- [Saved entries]
··········

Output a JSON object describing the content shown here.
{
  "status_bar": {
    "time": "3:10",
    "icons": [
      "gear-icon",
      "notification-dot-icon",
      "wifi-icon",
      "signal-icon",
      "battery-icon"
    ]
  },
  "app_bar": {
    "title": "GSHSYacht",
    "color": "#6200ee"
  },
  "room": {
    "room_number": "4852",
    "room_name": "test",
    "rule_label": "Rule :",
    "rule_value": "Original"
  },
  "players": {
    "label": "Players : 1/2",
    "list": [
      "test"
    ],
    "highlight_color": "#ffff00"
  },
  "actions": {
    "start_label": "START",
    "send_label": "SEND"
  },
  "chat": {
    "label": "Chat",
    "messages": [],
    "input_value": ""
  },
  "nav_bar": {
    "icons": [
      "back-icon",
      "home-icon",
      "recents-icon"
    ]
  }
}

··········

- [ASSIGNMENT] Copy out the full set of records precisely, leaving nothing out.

- [THE COMPLETED TASK]
Output a JSON object describing the content shown here.
{
  "status_bar": {
    "time": "3:10",
    "icons": [
      "gear-icon",
      "notification-dot-icon",
      "wifi-icon",
      "signal-icon",
      "battery-icon"
    ]
  },
  "app_bar": {
    "title": "GSHSYacht",
    "color": "#6200ee"
  },
  "room": {
    "room_number": "4852",
    "room_name": "test",
    "rule_label": "Rule :",
    "rule_value": "Original"
  },
  "players": {
    "label": "Players : 1/2",
    "list": [
      "test"
    ],
    "highlight_color": "#ffff00"
  },
  "actions": {
    "start_label": "START",
    "send_label": "SEND"
  },
  "chat": {
    "label": "Chat",
    "messages": [],
    "input_value": ""
  },
  "nav_bar": {
    "icons": [
      "back-icon",
      "home-icon",
      "recents-icon"
    ]
  }
}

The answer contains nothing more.